▶ _What is required_: The answer should be each line from the entries below that has the word "guarantee" in it.

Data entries
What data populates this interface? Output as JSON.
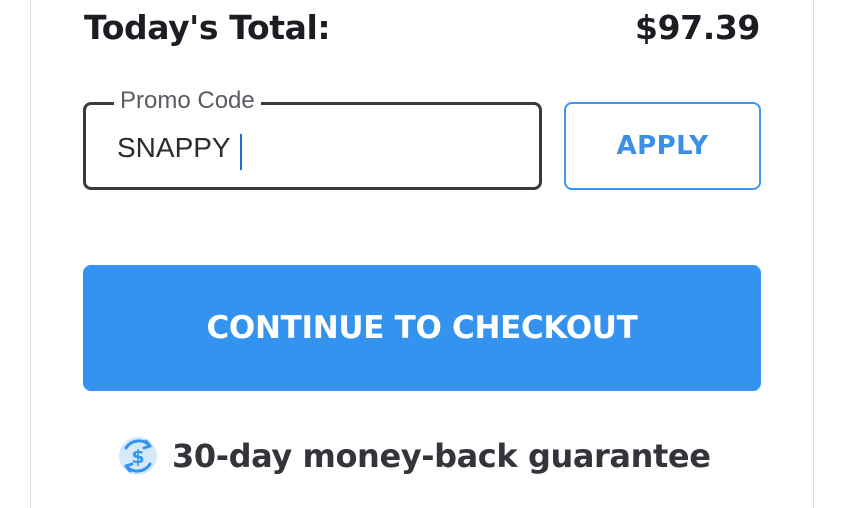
{
  "summary": {
    "total_label": "Today's Total:",
    "total_value": "$97.39"
  },
  "promo": {
    "label": "Promo Code",
    "value": "SNAPPY",
    "apply_label": "APPLY"
  },
  "checkout": {
    "button_label": "CONTINUE TO CHECKOUT"
  },
  "guarantee": {
    "text": "30-day money-back guarantee",
    "icon": "dollar-refresh-icon"
  },
  "colors": {
    "accent": "#3493ee",
    "text_dark": "#1c1d22",
    "input_border": "#3a3b40"
  }
}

▶ _Response to the task_:
  "guarantee": {
    "text": "30-day money-back guarantee",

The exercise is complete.